Today, Quartz Africa released an article focused on the Senegalese-American singer Akon who developed plans to build futuristic hub in Africa, which was powered by sustainable energy and Akoin, a cryptocurrency he’s pioneering. Even back at the 2018 Cannes Lion Festival, the singer spoke highly about the transformative possibilities which exist for the African continent if it were to embrace the cryptocurrency boom.
“The utopia which Akon has theorized has some significant logistical hurdles, many of which, there don’t seem to be immediate plans to address,” said Richard Gardner, CEO of Modulus, a US-based developer of ultra-high-performance trading and surveillance technology that powers global equities, derivatives, and digital asset exchanges. “But, in a way, that really shouldn’t matter. Akon has presented a vision, which, conceptually, isn’t one which should be easily dismissed.”
KE International told Reuters that it plans to begin construction on the project this year. The project is estimated to cost $6 billion, including significant support for job training centers, schools, and health clinics, in addition to necessary improvements in water and energy resources. It isn’t clear that the project has considered land rights, infrastructure issues, or whether it has the necessary financing in place.

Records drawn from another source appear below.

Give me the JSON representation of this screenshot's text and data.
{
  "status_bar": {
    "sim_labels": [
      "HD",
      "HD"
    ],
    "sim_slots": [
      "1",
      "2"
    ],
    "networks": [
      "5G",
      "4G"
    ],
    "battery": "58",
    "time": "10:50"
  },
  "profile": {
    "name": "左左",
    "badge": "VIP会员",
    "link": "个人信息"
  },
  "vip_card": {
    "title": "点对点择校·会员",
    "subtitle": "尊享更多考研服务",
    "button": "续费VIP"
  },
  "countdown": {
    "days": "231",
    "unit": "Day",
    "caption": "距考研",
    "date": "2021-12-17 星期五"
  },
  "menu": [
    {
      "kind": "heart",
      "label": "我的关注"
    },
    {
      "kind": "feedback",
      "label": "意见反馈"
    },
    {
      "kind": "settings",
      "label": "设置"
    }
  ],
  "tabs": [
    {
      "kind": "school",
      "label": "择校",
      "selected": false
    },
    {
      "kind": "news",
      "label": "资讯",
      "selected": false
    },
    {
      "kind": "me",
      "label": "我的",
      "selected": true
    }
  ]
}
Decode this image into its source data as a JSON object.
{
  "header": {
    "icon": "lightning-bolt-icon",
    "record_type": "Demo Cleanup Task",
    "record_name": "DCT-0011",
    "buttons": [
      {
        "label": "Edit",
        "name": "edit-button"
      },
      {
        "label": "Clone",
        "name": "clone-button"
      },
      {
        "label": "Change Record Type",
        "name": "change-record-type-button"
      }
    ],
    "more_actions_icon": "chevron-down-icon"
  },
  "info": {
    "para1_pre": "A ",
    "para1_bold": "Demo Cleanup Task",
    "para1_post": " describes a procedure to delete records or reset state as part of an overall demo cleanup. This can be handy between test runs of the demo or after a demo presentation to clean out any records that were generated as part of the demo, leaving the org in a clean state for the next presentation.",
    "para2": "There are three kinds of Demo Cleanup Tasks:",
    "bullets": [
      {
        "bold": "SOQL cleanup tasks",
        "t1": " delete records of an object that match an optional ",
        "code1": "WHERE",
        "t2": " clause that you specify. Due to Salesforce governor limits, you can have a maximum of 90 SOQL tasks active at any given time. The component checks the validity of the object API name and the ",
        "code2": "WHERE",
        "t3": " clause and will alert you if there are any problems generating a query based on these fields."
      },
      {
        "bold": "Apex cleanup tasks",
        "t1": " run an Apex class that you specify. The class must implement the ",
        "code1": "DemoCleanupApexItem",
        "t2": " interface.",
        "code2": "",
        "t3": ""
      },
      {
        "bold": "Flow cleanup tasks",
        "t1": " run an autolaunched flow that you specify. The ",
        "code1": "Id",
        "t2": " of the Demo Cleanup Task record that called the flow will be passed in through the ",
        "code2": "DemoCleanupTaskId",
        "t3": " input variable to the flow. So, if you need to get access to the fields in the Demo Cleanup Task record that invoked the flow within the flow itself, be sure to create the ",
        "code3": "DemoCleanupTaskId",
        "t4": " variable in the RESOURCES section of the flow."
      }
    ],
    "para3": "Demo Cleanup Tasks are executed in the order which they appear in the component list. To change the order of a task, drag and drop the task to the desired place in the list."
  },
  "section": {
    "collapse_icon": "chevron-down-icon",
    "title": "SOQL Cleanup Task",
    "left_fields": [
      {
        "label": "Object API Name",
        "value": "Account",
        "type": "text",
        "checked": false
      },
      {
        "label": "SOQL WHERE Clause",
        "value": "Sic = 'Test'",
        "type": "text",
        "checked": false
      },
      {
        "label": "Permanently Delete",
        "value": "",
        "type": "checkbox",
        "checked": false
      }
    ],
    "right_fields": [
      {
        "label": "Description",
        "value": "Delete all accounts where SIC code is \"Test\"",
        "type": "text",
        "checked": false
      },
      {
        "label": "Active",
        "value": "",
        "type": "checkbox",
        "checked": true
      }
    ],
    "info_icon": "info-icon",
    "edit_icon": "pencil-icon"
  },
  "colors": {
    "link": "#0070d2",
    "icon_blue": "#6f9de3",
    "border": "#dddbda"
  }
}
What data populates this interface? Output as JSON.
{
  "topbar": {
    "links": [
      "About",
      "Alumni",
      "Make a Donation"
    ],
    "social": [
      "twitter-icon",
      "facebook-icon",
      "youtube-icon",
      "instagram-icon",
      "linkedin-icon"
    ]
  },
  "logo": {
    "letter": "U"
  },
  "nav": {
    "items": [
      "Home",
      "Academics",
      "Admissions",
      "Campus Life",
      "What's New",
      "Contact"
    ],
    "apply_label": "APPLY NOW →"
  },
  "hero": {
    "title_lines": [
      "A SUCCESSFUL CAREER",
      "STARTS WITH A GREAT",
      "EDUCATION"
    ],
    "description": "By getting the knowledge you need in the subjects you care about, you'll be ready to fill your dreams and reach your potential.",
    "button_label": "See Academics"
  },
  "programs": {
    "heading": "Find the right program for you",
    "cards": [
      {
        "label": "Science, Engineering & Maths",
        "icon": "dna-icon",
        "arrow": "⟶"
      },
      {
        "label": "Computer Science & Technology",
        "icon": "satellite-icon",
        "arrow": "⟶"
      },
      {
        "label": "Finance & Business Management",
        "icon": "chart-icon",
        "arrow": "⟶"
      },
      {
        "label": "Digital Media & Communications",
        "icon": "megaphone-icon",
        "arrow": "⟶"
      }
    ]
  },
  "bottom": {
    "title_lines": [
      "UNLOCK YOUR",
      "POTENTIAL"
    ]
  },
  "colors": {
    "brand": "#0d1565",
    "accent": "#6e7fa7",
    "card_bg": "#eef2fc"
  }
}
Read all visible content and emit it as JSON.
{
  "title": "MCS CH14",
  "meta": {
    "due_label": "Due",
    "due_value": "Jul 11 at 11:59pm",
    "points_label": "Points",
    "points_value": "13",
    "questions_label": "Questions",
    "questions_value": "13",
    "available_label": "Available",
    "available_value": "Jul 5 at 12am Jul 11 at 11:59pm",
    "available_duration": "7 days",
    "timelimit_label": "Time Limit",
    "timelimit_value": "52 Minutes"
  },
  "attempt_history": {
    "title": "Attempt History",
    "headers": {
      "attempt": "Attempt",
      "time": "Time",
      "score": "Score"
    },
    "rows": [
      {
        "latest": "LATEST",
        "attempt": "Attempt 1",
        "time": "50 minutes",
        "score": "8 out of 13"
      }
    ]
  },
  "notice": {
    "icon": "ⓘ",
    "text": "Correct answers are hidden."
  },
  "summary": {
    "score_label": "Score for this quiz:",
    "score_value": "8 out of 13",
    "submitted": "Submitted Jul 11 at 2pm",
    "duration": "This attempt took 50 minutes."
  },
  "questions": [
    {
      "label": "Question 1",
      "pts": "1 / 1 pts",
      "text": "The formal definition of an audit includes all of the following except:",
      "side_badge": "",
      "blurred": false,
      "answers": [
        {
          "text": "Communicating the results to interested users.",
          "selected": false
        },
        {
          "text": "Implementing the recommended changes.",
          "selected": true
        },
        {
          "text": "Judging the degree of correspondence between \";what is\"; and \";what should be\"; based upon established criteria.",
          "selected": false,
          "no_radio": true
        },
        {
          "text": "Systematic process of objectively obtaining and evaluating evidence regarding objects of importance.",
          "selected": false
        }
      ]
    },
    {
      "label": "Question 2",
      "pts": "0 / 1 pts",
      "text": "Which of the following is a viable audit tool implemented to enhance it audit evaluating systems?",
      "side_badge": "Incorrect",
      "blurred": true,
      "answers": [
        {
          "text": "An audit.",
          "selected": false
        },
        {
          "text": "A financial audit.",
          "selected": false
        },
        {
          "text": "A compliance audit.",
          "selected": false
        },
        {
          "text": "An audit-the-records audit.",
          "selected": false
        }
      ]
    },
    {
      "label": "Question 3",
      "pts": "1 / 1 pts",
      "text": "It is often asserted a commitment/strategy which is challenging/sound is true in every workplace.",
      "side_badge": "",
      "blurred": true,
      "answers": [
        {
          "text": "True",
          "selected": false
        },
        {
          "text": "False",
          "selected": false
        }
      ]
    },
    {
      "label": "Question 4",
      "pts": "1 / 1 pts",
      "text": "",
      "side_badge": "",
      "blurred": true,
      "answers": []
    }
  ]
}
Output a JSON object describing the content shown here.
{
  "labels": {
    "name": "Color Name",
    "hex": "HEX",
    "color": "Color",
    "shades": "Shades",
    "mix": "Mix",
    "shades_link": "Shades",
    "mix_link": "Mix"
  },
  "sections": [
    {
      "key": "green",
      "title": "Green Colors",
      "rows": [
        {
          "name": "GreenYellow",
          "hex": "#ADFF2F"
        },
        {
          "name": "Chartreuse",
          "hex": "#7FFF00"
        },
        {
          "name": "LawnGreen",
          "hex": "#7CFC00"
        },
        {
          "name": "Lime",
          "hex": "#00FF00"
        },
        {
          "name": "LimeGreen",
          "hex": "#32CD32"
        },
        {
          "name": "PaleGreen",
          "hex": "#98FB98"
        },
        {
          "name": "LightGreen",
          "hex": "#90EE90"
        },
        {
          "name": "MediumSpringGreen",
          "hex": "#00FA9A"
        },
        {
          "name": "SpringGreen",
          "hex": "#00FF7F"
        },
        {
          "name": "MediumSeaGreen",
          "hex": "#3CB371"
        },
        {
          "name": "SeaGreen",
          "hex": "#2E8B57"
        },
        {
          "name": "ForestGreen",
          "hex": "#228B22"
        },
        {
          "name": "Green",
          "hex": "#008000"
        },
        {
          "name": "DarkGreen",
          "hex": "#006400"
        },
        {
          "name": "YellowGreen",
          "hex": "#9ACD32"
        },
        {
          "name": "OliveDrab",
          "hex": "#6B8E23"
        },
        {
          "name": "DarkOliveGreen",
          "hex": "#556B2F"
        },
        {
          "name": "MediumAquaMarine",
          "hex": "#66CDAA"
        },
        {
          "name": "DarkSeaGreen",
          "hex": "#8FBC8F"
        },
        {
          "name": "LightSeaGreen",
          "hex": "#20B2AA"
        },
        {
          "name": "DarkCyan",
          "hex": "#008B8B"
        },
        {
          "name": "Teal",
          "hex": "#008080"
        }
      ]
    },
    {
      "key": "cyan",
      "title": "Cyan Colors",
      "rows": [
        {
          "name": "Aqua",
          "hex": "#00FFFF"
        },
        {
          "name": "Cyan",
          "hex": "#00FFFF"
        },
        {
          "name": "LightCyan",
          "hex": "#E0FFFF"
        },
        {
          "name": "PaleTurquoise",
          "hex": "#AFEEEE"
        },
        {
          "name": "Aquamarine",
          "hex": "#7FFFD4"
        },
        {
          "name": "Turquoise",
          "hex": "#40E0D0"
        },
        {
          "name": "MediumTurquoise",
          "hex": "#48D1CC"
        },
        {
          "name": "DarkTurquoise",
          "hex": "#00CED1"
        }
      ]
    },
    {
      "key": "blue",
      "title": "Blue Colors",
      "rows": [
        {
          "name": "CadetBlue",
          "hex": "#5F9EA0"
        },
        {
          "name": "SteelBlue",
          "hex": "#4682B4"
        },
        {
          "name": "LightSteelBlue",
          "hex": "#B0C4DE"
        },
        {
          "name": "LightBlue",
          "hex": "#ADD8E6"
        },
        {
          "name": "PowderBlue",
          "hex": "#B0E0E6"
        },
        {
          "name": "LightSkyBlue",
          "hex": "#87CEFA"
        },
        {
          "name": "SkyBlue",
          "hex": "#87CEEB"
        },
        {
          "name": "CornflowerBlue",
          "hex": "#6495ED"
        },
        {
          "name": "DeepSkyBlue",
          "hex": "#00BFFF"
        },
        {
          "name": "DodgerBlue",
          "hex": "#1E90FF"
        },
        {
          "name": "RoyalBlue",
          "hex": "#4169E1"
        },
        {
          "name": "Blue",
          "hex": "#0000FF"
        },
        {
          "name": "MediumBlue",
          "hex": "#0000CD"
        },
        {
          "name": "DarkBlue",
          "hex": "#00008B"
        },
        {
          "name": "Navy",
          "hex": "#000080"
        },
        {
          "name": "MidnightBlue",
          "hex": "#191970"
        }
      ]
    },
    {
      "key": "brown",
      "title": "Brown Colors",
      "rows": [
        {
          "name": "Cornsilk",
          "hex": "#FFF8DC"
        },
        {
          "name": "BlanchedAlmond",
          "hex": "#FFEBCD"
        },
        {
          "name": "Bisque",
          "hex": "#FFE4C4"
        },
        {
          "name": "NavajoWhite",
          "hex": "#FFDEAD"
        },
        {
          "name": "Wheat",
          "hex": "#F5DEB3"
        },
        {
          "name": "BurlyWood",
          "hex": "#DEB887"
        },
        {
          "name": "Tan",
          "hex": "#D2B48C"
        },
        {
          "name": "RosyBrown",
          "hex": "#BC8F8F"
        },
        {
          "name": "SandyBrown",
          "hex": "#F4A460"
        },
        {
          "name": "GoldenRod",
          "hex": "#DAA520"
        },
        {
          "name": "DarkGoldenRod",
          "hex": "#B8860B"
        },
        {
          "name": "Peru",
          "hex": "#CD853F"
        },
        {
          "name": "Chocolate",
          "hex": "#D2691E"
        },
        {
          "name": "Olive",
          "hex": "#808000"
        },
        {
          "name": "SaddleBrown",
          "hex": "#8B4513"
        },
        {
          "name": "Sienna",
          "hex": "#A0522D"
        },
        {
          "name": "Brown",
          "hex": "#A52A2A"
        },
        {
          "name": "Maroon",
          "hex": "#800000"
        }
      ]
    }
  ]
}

“A lot of folks are laughing off the idea of building this futuristic city in an area where there is little existing infrastructure, and the critique is certainly valid. But, what those people are missing is that the concept — the idea that technology could be the key to Africa’s economic future — that concept is both worthwhile and viable,” said Gardner. “Technology exists as the last frontier. Whether we’re talking about sustainable energy or blockchains, technology is the way for innovators, and entire countries, to put themselves on the map for decades.”
As to whether Akon’s vision will come to fruition, Gardner demurred, saying, “Whether Akon City or Akoin, the cryptocurrency in question, is realized is almost besides the point. The reality is that there are places in Africa where you could make a solid case for building a future around blockchain technologies and cryptocurrencies. Not necessarily building a city from nothing. I think it makes more sense to incorporate the vision into cities which already exist and boast infrastructure advantages, in addition to having human capital suited to help advance such projects.”
Modulus is known throughout the financial technology segment as a leader in the development of ultra-high frequency trading systems and blockchain technologies. Over the past twenty years, the company has built technology for the world’s most notable exchanges, with a client list which includes NASDAQ, Goldman Sachs, Merrill Lynch, JP Morgan Chase, Bank of America, Barclays, Siemens, Shell, Yahoo!, Microsoft, Cornell University, and the University of Chicago.
When asked about potential blockchain hubs, Gardner responded saying, “If you’re taking a look at all the factors in play, I think you could make the case for Ghana and Morocco being in the top tier, even despite the fact that Morocco has banned Bitcoin. They have many of the fundamentals in place where, with strong support from the government and local innovators, they could put something special together. Beyond that, I think you’re looking at countries like Kenya, South Africa, and Nigeria. Of course, each of those countries have some difficult challenges you would have to really consider. But, that doesn’t mean that they should be written off.”